From the records, pick out and copy each line containing "icon".

Excerpts from an interface dataset:
*** Begin section ***
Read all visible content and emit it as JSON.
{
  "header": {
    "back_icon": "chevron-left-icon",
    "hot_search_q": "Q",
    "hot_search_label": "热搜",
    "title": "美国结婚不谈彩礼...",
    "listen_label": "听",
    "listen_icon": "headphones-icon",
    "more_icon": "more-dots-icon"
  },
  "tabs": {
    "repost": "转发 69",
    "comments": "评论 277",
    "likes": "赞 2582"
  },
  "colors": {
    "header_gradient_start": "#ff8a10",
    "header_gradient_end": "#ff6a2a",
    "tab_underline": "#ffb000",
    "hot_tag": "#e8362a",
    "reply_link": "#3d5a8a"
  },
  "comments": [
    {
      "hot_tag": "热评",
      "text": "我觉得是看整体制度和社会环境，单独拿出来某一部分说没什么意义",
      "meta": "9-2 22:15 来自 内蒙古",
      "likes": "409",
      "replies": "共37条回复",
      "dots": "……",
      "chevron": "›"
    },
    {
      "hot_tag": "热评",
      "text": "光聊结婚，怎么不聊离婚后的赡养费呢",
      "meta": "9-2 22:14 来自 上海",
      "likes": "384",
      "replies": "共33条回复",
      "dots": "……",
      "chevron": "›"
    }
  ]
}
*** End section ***
Result:
    "back_icon": "chevron-left-icon",
    "listen_icon": "headphones-icon",
    "more_icon": "more-dots-icon"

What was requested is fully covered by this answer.